▸ SUPPLIED MATERIAL:
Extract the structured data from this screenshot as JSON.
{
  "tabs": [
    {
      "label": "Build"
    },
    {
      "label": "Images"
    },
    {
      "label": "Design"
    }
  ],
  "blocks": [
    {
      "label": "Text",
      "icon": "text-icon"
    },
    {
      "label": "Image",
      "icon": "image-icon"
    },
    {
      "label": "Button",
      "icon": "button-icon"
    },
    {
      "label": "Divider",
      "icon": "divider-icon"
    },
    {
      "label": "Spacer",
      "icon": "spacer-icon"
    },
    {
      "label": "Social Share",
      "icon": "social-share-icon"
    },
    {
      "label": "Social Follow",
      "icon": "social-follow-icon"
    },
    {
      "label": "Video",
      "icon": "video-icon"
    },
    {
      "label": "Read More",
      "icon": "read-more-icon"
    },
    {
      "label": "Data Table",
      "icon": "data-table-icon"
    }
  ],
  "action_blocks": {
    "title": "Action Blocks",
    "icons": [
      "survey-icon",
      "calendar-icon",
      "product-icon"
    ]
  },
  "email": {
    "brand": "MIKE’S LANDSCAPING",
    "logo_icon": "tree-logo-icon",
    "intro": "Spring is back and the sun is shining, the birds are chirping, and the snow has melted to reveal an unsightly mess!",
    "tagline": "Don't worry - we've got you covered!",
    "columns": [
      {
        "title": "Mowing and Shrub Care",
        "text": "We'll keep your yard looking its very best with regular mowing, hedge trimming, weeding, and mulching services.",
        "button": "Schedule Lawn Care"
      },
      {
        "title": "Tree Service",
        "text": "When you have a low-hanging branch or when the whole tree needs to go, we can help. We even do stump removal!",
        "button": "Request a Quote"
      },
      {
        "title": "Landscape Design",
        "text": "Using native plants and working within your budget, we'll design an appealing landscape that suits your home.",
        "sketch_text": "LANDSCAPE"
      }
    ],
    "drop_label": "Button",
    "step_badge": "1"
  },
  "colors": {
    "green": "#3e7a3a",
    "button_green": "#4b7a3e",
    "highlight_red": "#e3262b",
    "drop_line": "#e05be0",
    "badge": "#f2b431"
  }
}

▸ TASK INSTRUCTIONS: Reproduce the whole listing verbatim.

▸ TASK SOLUTION:
Extract the structured data from this screenshot as JSON.
{
  "tabs": [
    {
      "label": "Build"
    },
    {
      "label": "Images"
    },
    {
      "label": "Design"
    }
  ],
  "blocks": [
    {
      "label": "Text",
      "icon": "text-icon"
    },
    {
      "label": "Image",
      "icon": "image-icon"
    },
    {
      "label": "Button",
      "icon": "button-icon"
    },
    {
      "label": "Divider",
      "icon": "divider-icon"
    },
    {
      "label": "Spacer",
      "icon": "spacer-icon"
    },
    {
      "label": "Social Share",
      "icon": "social-share-icon"
    },
    {
      "label": "Social Follow",
      "icon": "social-follow-icon"
    },
    {
      "label": "Video",
      "icon": "video-icon"
    },
    {
      "label": "Read More",
      "icon": "read-more-icon"
    },
    {
      "label": "Data Table",
      "icon": "data-table-icon"
    }
  ],
  "action_blocks": {
    "title": "Action Blocks",
    "icons": [
      "survey-icon",
      "calendar-icon",
      "product-icon"
    ]
  },
  "email": {
    "brand": "MIKE’S LANDSCAPING",
    "logo_icon": "tree-logo-icon",
    "intro": "Spring is back and the sun is shining, the birds are chirping, and the snow has melted to reveal an unsightly mess!",
    "tagline": "Don't worry - we've got you covered!",
    "columns": [
      {
        "title": "Mowing and Shrub Care",
        "text": "We'll keep your yard looking its very best with regular mowing, hedge trimming, weeding, and mulching services.",
        "button": "Schedule Lawn Care"
      },
      {
        "title": "Tree Service",
        "text": "When you have a low-hanging branch or when the whole tree needs to go, we can help. We even do stump removal!",
        "button": "Request a Quote"
      },
      {
        "title": "Landscape Design",
        "text": "Using native plants and working within your budget, we'll design an appealing landscape that suits your home.",
        "sketch_text": "LANDSCAPE"
      }
    ],
    "drop_label": "Button",
    "step_badge": "1"
  },
  "colors": {
    "green": "#3e7a3a",
    "button_green": "#4b7a3e",
    "highlight_red": "#e3262b",
    "drop_line": "#e05be0",
    "badge": "#f2b431"
  }
}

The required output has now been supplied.